• **YOUR INSTRUCTIONS**: Would you write out the entries below, every one of them, exactly?

[Page and application data records]
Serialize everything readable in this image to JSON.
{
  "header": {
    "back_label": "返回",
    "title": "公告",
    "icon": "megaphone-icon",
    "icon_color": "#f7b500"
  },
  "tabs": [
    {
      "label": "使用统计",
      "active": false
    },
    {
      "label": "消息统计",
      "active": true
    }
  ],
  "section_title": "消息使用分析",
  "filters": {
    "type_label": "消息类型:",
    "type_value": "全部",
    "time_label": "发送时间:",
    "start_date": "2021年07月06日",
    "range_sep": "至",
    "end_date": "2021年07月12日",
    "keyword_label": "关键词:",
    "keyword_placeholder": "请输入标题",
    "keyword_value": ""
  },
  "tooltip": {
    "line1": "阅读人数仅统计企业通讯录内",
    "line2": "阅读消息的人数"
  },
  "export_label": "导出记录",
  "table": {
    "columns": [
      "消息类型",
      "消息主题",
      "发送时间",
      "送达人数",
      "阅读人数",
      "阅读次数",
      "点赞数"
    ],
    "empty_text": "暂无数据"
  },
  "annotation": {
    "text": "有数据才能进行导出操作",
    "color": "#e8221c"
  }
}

• **ANSWER BELOW**:
Serialize everything readable in this image to JSON.
{
  "header": {
    "back_label": "返回",
    "title": "公告",
    "icon": "megaphone-icon",
    "icon_color": "#f7b500"
  },
  "tabs": [
    {
      "label": "使用统计",
      "active": false
    },
    {
      "label": "消息统计",
      "active": true
    }
  ],
  "section_title": "消息使用分析",
  "filters": {
    "type_label": "消息类型:",
    "type_value": "全部",
    "time_label": "发送时间:",
    "start_date": "2021年07月06日",
    "range_sep": "至",
    "end_date": "2021年07月12日",
    "keyword_label": "关键词:",
    "keyword_placeholder": "请输入标题",
    "keyword_value": ""
  },
  "tooltip": {
    "line1": "阅读人数仅统计企业通讯录内",
    "line2": "阅读消息的人数"
  },
  "export_label": "导出记录",
  "table": {
    "columns": [
      "消息类型",
      "消息主题",
      "发送时间",
      "送达人数",
      "阅读人数",
      "阅读次数",
      "点赞数"
    ],
    "empty_text": "暂无数据"
  },
  "annotation": {
    "text": "有数据才能进行导出操作",
    "color": "#e8221c"
  }
}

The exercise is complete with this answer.